On Friday, the FCC (Federal Communications Commission) saved Americans from the extremely hard and dangerous task of having to manually reduce the volume on their TVs during commercial breaks. Thanks to the leadership of Democratic Representative Anna Eshoo (D-CA), the government will now regulate the volumes of such advertisements, since apparently American citizens cannot even be trusted to adjust the sound on their television sets appropriately.
This regulation follows a series of other liberal proposals designed to reduce the individuality of the American citizen by outsourcing all personal responsibility to the federal government. Whether enforcing new smoking bans, using taxpayer money to campaign against obesity, or paying our bills through welfare checks, the government’s role has expanded well beyond its constitutional authority to protect the citizenry into micromanaging their lives. A federal government must provide services that individual citizens cannot, such as national security, trade agreements with foreign nations, and infrastructure construction.

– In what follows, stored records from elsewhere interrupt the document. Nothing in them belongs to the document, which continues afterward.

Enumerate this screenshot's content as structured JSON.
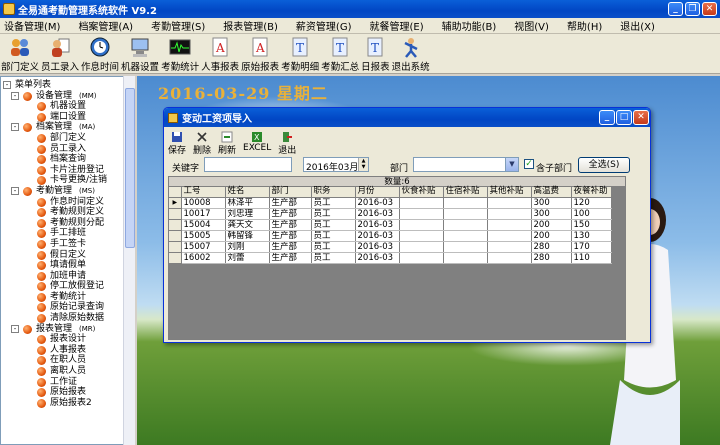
{
  "app": {
    "title": "全易通考勤管理系统软件  V9.2"
  },
  "menu": [
    {
      "label": "设备管理(M)"
    },
    {
      "label": "档案管理(A)"
    },
    {
      "label": "考勤管理(S)"
    },
    {
      "label": "报表管理(B)"
    },
    {
      "label": "薪资管理(G)"
    },
    {
      "label": "就餐管理(E)"
    },
    {
      "label": "辅助功能(B)"
    },
    {
      "label": "视图(V)"
    },
    {
      "label": "帮助(H)"
    },
    {
      "label": "退出(X)"
    }
  ],
  "toolbar": [
    {
      "label": "部门定义",
      "icon": "group-icon"
    },
    {
      "label": "员工录入",
      "icon": "person-icon"
    },
    {
      "label": "作息时间",
      "icon": "clock-icon"
    },
    {
      "label": "机器设置",
      "icon": "computer-icon"
    },
    {
      "label": "考勤统计",
      "icon": "monitor-icon"
    },
    {
      "label": "人事报表",
      "icon": "report-a-icon"
    },
    {
      "label": "原始报表",
      "icon": "report-a2-icon"
    },
    {
      "label": "考勤明细",
      "icon": "document-t-icon"
    },
    {
      "label": "考勤汇总",
      "icon": "document-t2-icon"
    },
    {
      "label": "日报表",
      "icon": "document-t3-icon"
    },
    {
      "label": "退出系统",
      "icon": "exit-person-icon"
    }
  ],
  "tree": {
    "root": "菜单列表",
    "items": [
      {
        "label": "设备管理",
        "badge": "(MM)",
        "level": 1,
        "expand": "-"
      },
      {
        "label": "机器设置",
        "level": 2
      },
      {
        "label": "端口设置",
        "level": 2
      },
      {
        "label": "档案管理",
        "badge": "(MA)",
        "level": 1,
        "expand": "-"
      },
      {
        "label": "部门定义",
        "level": 2
      },
      {
        "label": "员工录入",
        "level": 2
      },
      {
        "label": "档案查询",
        "level": 2
      },
      {
        "label": "卡片注册登记",
        "level": 2
      },
      {
        "label": "卡号更换/注销",
        "level": 2
      },
      {
        "label": "考勤管理",
        "badge": "(MS)",
        "level": 1,
        "expand": "-"
      },
      {
        "label": "作息时间定义",
        "level": 2
      },
      {
        "label": "考勤规则定义",
        "level": 2
      },
      {
        "label": "考勤规则分配",
        "level": 2
      },
      {
        "label": "手工排班",
        "level": 2
      },
      {
        "label": "手工签卡",
        "level": 2
      },
      {
        "label": "假日定义",
        "level": 2
      },
      {
        "label": "填请假单",
        "level": 2
      },
      {
        "label": "加班申请",
        "level": 2
      },
      {
        "label": "停工放假登记",
        "level": 2
      },
      {
        "label": "考勤统计",
        "level": 2
      },
      {
        "label": "原始记录查询",
        "level": 2
      },
      {
        "label": "清除原始数据",
        "level": 2
      },
      {
        "label": "报表管理",
        "badge": "(MR)",
        "level": 1,
        "expand": "-"
      },
      {
        "label": "报表设计",
        "level": 2
      },
      {
        "label": "人事报表",
        "level": 2
      },
      {
        "label": "在职人员",
        "level": 2
      },
      {
        "label": "离职人员",
        "level": 2
      },
      {
        "label": "工作证",
        "level": 2
      },
      {
        "label": "原始报表",
        "level": 2
      },
      {
        "label": "原始报表2",
        "level": 2
      }
    ]
  },
  "date_banner": "2016-03-29  星期二",
  "dialog": {
    "title": "变动工资项导入",
    "tools": [
      {
        "label": "保存",
        "icon": "save-icon"
      },
      {
        "label": "删除",
        "icon": "delete-icon"
      },
      {
        "label": "刷新",
        "icon": "refresh-icon"
      },
      {
        "label": "EXCEL",
        "icon": "excel-icon"
      },
      {
        "label": "退出",
        "icon": "exit-icon"
      }
    ],
    "keyword_label": "关键字",
    "keyword_value": "",
    "month_value": "2016年03月",
    "dept_label": "部门",
    "dept_value": "",
    "include_sub_label": "含子部门",
    "include_sub_checked": true,
    "select_all_label": "全选(S)",
    "count_label": "数量:6",
    "columns": [
      "工号",
      "姓名",
      "部门",
      "职务",
      "月份",
      "伙食补贴",
      "住宿补贴",
      "其他补贴",
      "高温费",
      "夜餐补助"
    ],
    "rows": [
      [
        "10008",
        "林泽平",
        "生产部",
        "员工",
        "2016-03",
        "",
        "",
        "",
        "300",
        "120"
      ],
      [
        "10017",
        "刘忠理",
        "生产部",
        "员工",
        "2016-03",
        "",
        "",
        "",
        "300",
        "100"
      ],
      [
        "15004",
        "龚天文",
        "生产部",
        "员工",
        "2016-03",
        "",
        "",
        "",
        "200",
        "150"
      ],
      [
        "15005",
        "韩留锋",
        "生产部",
        "员工",
        "2016-03",
        "",
        "",
        "",
        "200",
        "130"
      ],
      [
        "15007",
        "刘刚",
        "生产部",
        "员工",
        "2016-03",
        "",
        "",
        "",
        "280",
        "170"
      ],
      [
        "16002",
        "刘蕾",
        "生产部",
        "员工",
        "2016-03",
        "",
        "",
        "",
        "280",
        "110"
      ]
    ]
  },
  "colors": {
    "title_blue": "#0146c4",
    "date_gold": "#e9b13a",
    "xp_face": "#ece9d8"
  }
}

However, the personal decisions of individual citizens, such as how to quit smoking, lose weight, or cover their expenses, are more efficiently handled when accomplished through individual motivation rather than government mandates. Even if the politicians feel that certain citizens are not making the right choices on some of these decisions, they have neither the right nor the ability to protect us from ourselves. The fact that federal politicians feel they have to intervene in our lives to so great an extent, especially on such a trivial matter as the volume of our television sets, demonstrates the lack of trust they have in the average American citizen. We all have remote controls. Why is it necessary for a government miles away to perform a function that we can all do in our own living rooms?

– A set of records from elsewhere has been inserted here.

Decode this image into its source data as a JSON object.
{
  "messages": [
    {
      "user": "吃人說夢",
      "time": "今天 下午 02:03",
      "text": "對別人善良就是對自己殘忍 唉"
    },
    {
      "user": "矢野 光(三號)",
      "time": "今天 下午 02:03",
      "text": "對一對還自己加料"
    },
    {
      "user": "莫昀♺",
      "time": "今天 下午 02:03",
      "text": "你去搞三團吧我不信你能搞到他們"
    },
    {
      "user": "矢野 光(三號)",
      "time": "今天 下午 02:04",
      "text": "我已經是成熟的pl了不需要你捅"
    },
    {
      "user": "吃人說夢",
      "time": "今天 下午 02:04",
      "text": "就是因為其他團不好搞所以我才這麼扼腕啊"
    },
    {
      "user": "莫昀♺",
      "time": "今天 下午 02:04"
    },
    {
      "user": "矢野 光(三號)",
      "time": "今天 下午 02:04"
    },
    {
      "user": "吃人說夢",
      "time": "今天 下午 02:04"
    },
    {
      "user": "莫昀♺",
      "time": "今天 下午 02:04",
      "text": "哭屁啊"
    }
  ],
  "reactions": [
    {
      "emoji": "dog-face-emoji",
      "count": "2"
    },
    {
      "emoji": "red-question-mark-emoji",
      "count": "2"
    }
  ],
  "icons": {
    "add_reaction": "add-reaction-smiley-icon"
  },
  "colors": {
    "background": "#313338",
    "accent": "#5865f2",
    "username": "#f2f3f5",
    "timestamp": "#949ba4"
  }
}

With so many dangerous threats and issues unfolding everyday, the federal government must start prioritizing which to address and spend taxpayer money on since we no longer have the time or revenue to focus on these trivial matters. When interviewed about these new regulations, FCC Commissioner, Mignon Clyburn, said, “For far too long, TV viewers either frantically reached for the remote to turn down the volume when television commercials began or endured what sometimes were frightening decibel levels that resulted in considerable alarm, anger, and spilled popcorn.”
Although I am not entirely sure how many Americans have torn muscles or broken bones desperately grabbing for their remote controls, I know for a fact that “spilled popcorn” is not legitimate concern of our federal government. Unless Representative Eshoo and Commissioner Clyburn actually believe that such loud commercials pose either a security or health risk to their constituents (an even more ludicrous notion), they should trust the citizens themselves to address those concerns that the federal government has no business dealing with. If loud ads are as unpopular with consumers as these regulators claim they are, then private stations and advertisers, anxious to please their customers, will eventually oblige to the popular will. Instead, as a citizenry, we must learn to make ourselves heard again rather than relying on an inefficient, bloated government to fight our battles for us.
Federal Communications Commission (FCC) Commissioners, from left, Mignon Clyburn, Michael J. Copps, Chairman, Julius Genachowski, Commissioners, Robert M. McDowell and Meredith Attwell Baker listen to a panelist during an FCC open meeting January 20, 2010 in Washington, DC. (Robert Giroux/MCT)
While the regulation itself may be miniscule in its impact, the principles behind it have largely led to the fiscal and financial crises originating from Washington, DC. An increasing concern on the part of politicians towards regulating our businesses, investments, and personal incomes has led to a mass exodus of wealth and entrepreneurship from our shores (as an example of that fact, the implementation of this seemingly small regulation will cost businesses 141 million dollars in cost).
Likewise, politicians’ preoccupation with injecting themselves into the personal matters of citizens caused them to push homeownership regardless of their constituents’ ability to pay. This crusade sponsored the CRA (Community Reinvestment Act) and unmonitored securitization of loans by GSEs, such as Fannie Mae and Freddie Mac, catalysts for the worst mortgage crisis in United States history. It is often said that those who do not learn from history are destined to repeat it. Therefore the passage of this regulation, embodying the same principles that have led to our current, sorry state of affairs, indicates we will continue to be plagued by such problems in the years to come, a valid concern for the Coalition for a Conservative Future, which seeks to alleviate such hazards before they are inherited by future generations.
President Thomas Jefferson once said, “A government big enough to supply you with everything you need, is a government big enough to take away everything that you have.” Whether or not you are annoyed by the decibel levels of advertisements on television, you should ask yourself if addressing such a miniscule problem is worth giving the government more control and authority over your life.
By accepting this regulation, we, as a nation, would be accepting the notion that government is needed to perform for us even such menial tasks as changing the volume on our television sets. Is that the vision that America should project? Is that the image of the individualistic American citizen that the world has come to respect and endear? As young Americans, we already have parents to boss us around and tell us what to do; we don’t need liberals too.